I recently had the honor of sharing my experiences with Deaf culture in a classroom of students interested in being involved in the Deaf community. A lot of discussions have come from the visit, which is exactly what I hoped for. Below is a lengthier response to a few key ideas that have been raised, which I think are useful for thinking about some of the aspects that, in my eyes, end up being problematic.
I’ll summarize the position I’m addressing more generally as the following: Because we evolved to have the capacity to hear, we are wrong to think hearing is not an inherent advantage. Further, because the technology exists, it seems sensible to employ the technology to improve the life limitations of having a lower hearing level.
There are obviously inherent differences to experiencing the world that stem from differences in hearing level. I sympathize with the intuition to think about hearing as a function of species survival, and that hearing serves as an evolutionary advantage. In order for ears to have evolved in a species, the trait had to have enabled increased survival within a species, relative to members without the hearing trait and therefore is by definition advantageous.

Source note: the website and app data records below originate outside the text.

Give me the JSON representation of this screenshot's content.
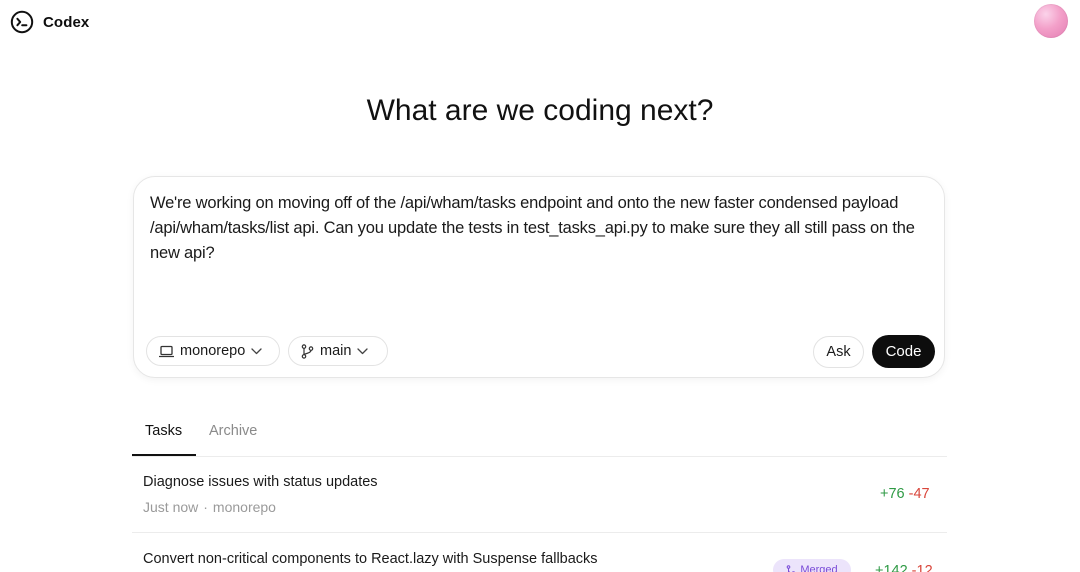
{
  "app": {
    "name": "Codex"
  },
  "headline": "What are we coding next?",
  "composer": {
    "prompt": "We're working on moving off of the /api/wham/tasks endpoint and onto the new faster condensed payload /api/wham/tasks/list api. Can you update the tests in test_tasks_api.py to make sure they all still pass on the new api?",
    "repo": "monorepo",
    "branch": "main",
    "ask_label": "Ask",
    "code_label": "Code"
  },
  "tabs": [
    "Tasks",
    "Archive"
  ],
  "active_tab": "Tasks",
  "tasks": [
    {
      "title": "Diagnose issues with status updates",
      "time": "Just now",
      "repo": "monorepo",
      "additions": "+76",
      "deletions": "-47"
    },
    {
      "title": "Convert non-critical components to React.lazy with Suspense fallbacks",
      "badge": "Merged",
      "additions": "+142",
      "deletions": "-12"
    }
  ],
  "colors": {
    "additions": "#2f9a45",
    "deletions": "#d9463b",
    "badge_bg": "#ece4fb",
    "badge_fg": "#7a4bd8",
    "primary_button": "#0d0d0d"
  },
  "icons": [
    "codex-logo-icon",
    "laptop-icon",
    "chevron-down-icon",
    "branch-icon",
    "merge-icon"
  ]
}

However, humans have far outpaced many evolutionary pressures of our world. I think hearing status, aside from the imagination and occasional accident, is not a salient threat for the person who is deaf. Even the most obvious adaptations are no longer taken at face value. We evolved to be mobile and dexterous (legs and arms) and yet there are many equalizers such as cars, wheelchairs, and improved community safety that make legs not necessary for a long, happy life. The human drive for sex and fatty foods are examples of things we often need to actively suppress, despite their initial evolutionary benefit. This is our existence- an awareness that we are made a certain way, and that our identity is the choice to integrate some (but not usually all) aspects of our biological tendencies into our way of life.

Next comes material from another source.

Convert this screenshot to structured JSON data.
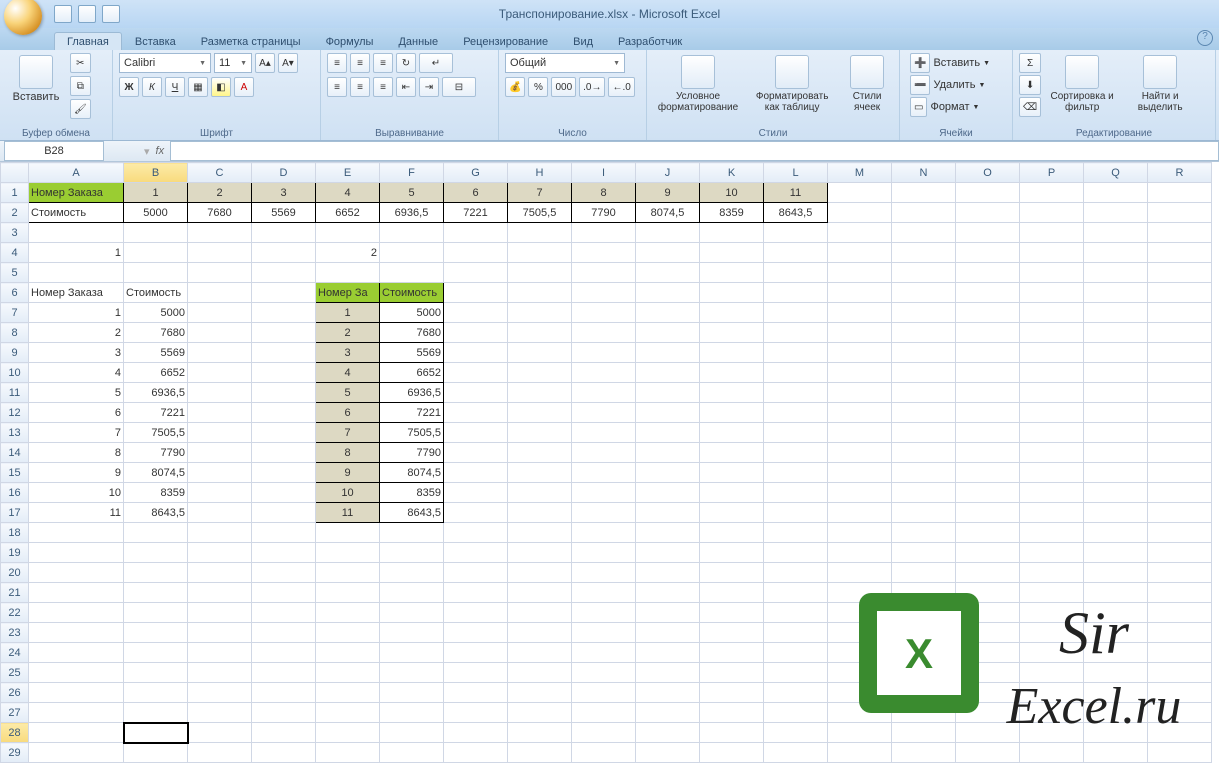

Thinking about maximizing survivability is terribly important, it’s just that there are often more important, universal concerns relevant to survival than hearing status. To be clear, deaf people not hearing a tornado warning has never appeared on a list of common fatalities. Conversely, deaf people, just the same as hearing, are susceptible to much more threatening fatalities: car accidents, alcoholism, diabetes, cancer, disease. I can only assume there are numerous other causes of death that appear on a list before “accidents related to hearing status” does.
Yet, you probably would be willing to grant the average human, even a diabetic, the right to eat something unhealthy AND the right to not be challenged. What’s fundamentally different about being deaf? There exist sophisticated interventions for health concerns such as diabetes and STDs, issues which can pose a threat for societal and personal well-being, and yet a person is allowed to want to eat more, have more sex. A person is allowed to appreciate who they are, on their own terms. I’m arguing this right should extend to being deaf.
But certainly there are those who would prefer to benefit from what aid the medical community has to offer. The best way to insure a deaf person knows a tornado is coming would be to make sure they receive text alerts. If you paid for their phone, their phone plan, and necessary training, the effectiveness per dollar spent would still dwarf any fully reliable hearing aid, cochlear implant, and/or related therapy. Fortunately, deaf people today typically have phones, phone plans, and an active texting life, making the costs and lifestyle adjustment potentially a non-issue.
And here’s what’s most important. There is nothing different about a deaf person and a hearing person receiving a text. Text messaging is equalizing, and promotes similarity across hearing status. And while it may be a no-brainer for anyone (hearing or not) to receive text-alerts, no one ought to be forced to, because that’s infantilizing (new word I learned in discussions about white privilege). No technologies, for someone who is independently functioning, should be encouraged without the request of the individual. Pushing a product suggests it is needed, and worse, that there is a deficit, not simply a difference, without it.